* Assignment *
Scan each line of the records for the word "title" and extract the ones that have it.

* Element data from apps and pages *
*** Block opens ***

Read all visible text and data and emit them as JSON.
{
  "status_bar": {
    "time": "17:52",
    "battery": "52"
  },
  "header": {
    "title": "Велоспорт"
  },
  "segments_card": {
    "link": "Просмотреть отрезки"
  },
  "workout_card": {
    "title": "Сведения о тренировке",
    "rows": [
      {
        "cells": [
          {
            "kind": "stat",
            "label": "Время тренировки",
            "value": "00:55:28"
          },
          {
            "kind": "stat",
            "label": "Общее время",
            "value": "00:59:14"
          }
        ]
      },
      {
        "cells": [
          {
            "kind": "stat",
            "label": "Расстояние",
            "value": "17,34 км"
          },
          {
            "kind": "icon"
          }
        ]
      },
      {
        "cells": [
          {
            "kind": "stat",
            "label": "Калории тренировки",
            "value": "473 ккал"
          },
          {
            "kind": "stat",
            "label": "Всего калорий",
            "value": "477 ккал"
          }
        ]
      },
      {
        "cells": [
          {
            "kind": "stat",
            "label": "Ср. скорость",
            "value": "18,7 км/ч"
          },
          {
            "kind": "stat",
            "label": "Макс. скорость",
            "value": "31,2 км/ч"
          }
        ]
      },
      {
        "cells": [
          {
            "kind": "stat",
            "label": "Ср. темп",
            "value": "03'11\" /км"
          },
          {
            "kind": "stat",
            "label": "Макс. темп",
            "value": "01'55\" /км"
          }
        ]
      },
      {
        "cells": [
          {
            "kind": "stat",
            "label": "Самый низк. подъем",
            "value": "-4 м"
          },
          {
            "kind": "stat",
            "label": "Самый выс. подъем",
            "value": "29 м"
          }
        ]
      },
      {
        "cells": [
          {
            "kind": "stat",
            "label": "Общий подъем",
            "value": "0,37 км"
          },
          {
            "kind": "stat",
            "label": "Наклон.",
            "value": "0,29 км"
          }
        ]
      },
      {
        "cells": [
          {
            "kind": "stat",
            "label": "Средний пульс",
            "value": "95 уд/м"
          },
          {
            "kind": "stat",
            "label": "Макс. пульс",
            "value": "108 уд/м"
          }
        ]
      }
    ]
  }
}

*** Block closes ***

* Answer to this problem *
    "title": "Велоспорт"
    "title": "Сведения о тренировке",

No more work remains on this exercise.